Media’s role in promoting state stability cannot be overemphasized. It should be noted that the media is a double edged sword. It can be an instrument of conflict resolution, uniting tribes and forging ahead tribal unity in divided societies such as Kenya. On the other hand, the media can be a frightful weapon of violence when media outlets opt to propagate messages of negative tribalism, intolerance, and disinformation, encourage annihilation of persons belonging to certain tribes, just as it happened in Kenya following the 2007 disputed presidential results.

As a result of the post-election violence in 2008 in Kenya, quantitative and qualitative media analysis noted that while some media played a key role in promoting peace, majority of radios fuelled ethnic animosities that led to the killing of many Kenyans. Notable among those that fuelled ethnic animosity were the vernacular radio stations. Indeed, one of the suspects named by the International Criminal Court as one of the masterminds of the 2008 political violence in Kenya is a journalist in one of the vernacular radio stations.

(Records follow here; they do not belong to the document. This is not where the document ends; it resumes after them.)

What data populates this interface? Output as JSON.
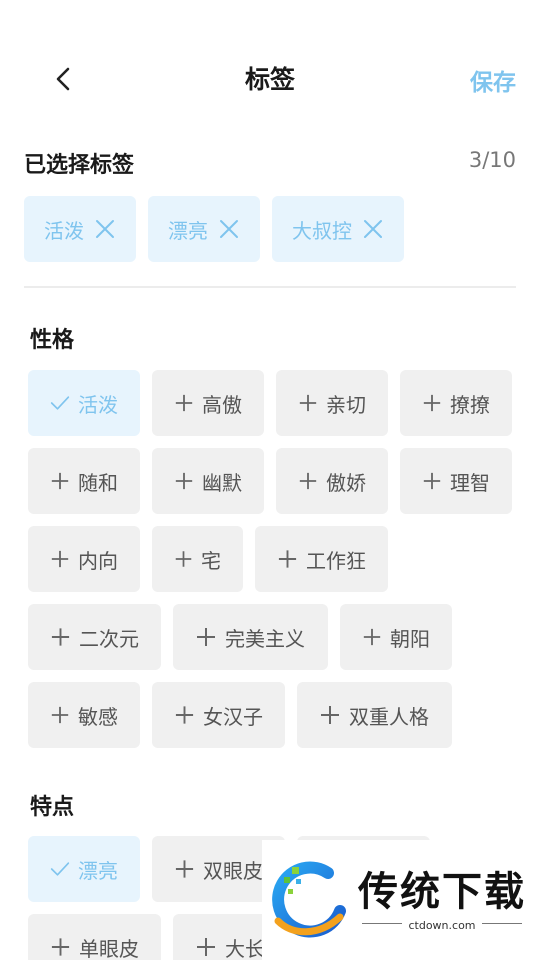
{
  "header": {
    "title": "标签",
    "save_label": "保存"
  },
  "selected": {
    "title": "已选择标签",
    "count": "3/10",
    "items": [
      {
        "label": "活泼"
      },
      {
        "label": "漂亮"
      },
      {
        "label": "大叔控"
      }
    ]
  },
  "personality": {
    "title": "性格",
    "rows": [
      [
        {
          "label": "活泼",
          "active": true
        },
        {
          "label": "高傲"
        },
        {
          "label": "亲切"
        },
        {
          "label": "撩撩"
        }
      ],
      [
        {
          "label": "随和"
        },
        {
          "label": "幽默"
        },
        {
          "label": "傲娇"
        },
        {
          "label": "理智"
        }
      ],
      [
        {
          "label": "内向"
        },
        {
          "label": "宅"
        },
        {
          "label": "工作狂"
        }
      ],
      [
        {
          "label": "二次元"
        },
        {
          "label": "完美主义"
        },
        {
          "label": "朝阳"
        }
      ],
      [
        {
          "label": "敏感"
        },
        {
          "label": "女汉子"
        },
        {
          "label": "双重人格"
        }
      ]
    ]
  },
  "features": {
    "title": "特点",
    "rows": [
      [
        {
          "label": "漂亮",
          "active": true
        },
        {
          "label": "双眼皮"
        },
        {
          "label": ""
        }
      ],
      [
        {
          "label": "单眼皮"
        },
        {
          "label": "大长"
        }
      ]
    ]
  },
  "watermark": {
    "name": "传统下载",
    "url": "ctdown.com"
  },
  "colors": {
    "accent": "#7fc4ee",
    "accent_bg": "#e7f4fd",
    "tag_bg": "#f0f0f0"
  }
}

Did we learn from what happened in 2008 during the political violence that took place? Not really. Why have the media relegated their role of setting the agenda and shaping public opinion to politicians? Why is the news in Kenya determined by the rallies and gatherings by MPs and what they say, most of which is divisive politics that divide Kenyans further and re-ignite the passions that led the country to violence in 2008? Is there a way the media can re-group and re-strategize on how best they should set the agenda and shape public opinion and not fall onto the whims of politicians?

We all know that conflict sells while unity or the process of resolving conflict does not sell. Could this be the reason why the media prefer to follow the agenda of politicians and not set the agenda, shape public opinion; act as watchdogs on the excesses of the first three estates – the executive, the legislature and the judiciary?

A more worrying trend as we approach the 2012 general elections is the positioning of some politicians to own TV and radio stations knowing too well the power that they wield in influencing voters. Will some media declare support for some presidential and political parties in the 2012 elections as happened during the 2007 general elections? If yes, how will the media play its role in conflict resolution by presenting information that is reliable, respects human rights and represents divergent views? Will we see a kind of media that upholds accountability and exposes malfeasance, enabling society to make well informed choices, which is a precursor of democratic governance? Will the media reduce conflict and foster human security with its owners having well known political interests?

What we have seen in the media in Kenya recently, especially during the by-elections, is the media tending to dramatize conflicts either tacitly or openly.  The media has done so by focusing on irreconcilable differences between parties, persons, extreme positions and inflammatory statements, violent or threatening acts and win-or-lose outcomes. One may assume that editors work from the premise that conflict is interesting and agreement is boring. While a conflictual approach may attract listeners and sell newspapers, it impacts on the society negatively as stereotypes are ingrained in the minds of the masses.

While training of journalists, tailored to local needs is one of the most valuable instruments to keep media organizations from contributing to the escalation of conflicts, what happens to media owners, who are themselves politicians, and whose main agenda is to use propaganda against their opponents to their own advantage? How can training of journalists assist media personnel who work for media houses whose owner has openly declared support for a presidential candidate and political party?

Where does the Code and Conduct for the Practice of Journalism in Kenya published by the Media Council of Kenya come in? How are journalists expected to practice accuracy and fairness in a media station whose owner has presidential ambitions or better still the owner supports a particular presidential candidate and party? Will such a journalist be in a position to write a fair, accurate and unbiased story on matters of public interest? Will all sides and angles of the story be accurately reported or will it be in favor of the owner of the media station. Will such journalists be in a position to be independent and free from those seeking influence or control over news content? How will they gather and report news without fear or favor, and vigorously resist undue influence from any outside forces, including advertisers’ sources, story, subjects, powerful individuals and special interest groups? Will they resist those who would buy or politically influence news content or who would seek to intimidate those who gather and disseminate news? Last but not least, will they determine news content solely through editorial judgment and not as the result of outside influence?

These are some of the mind boggling questions that the media in Kenya need to think about as we approach the 2012 general elections. This is urgent in view of the increasing interest by politicians to own media stations. If these issues are not reflected upon, the role of the media in promoting state stability may be negated, plunging the country into chaos like we witnessed in 2008.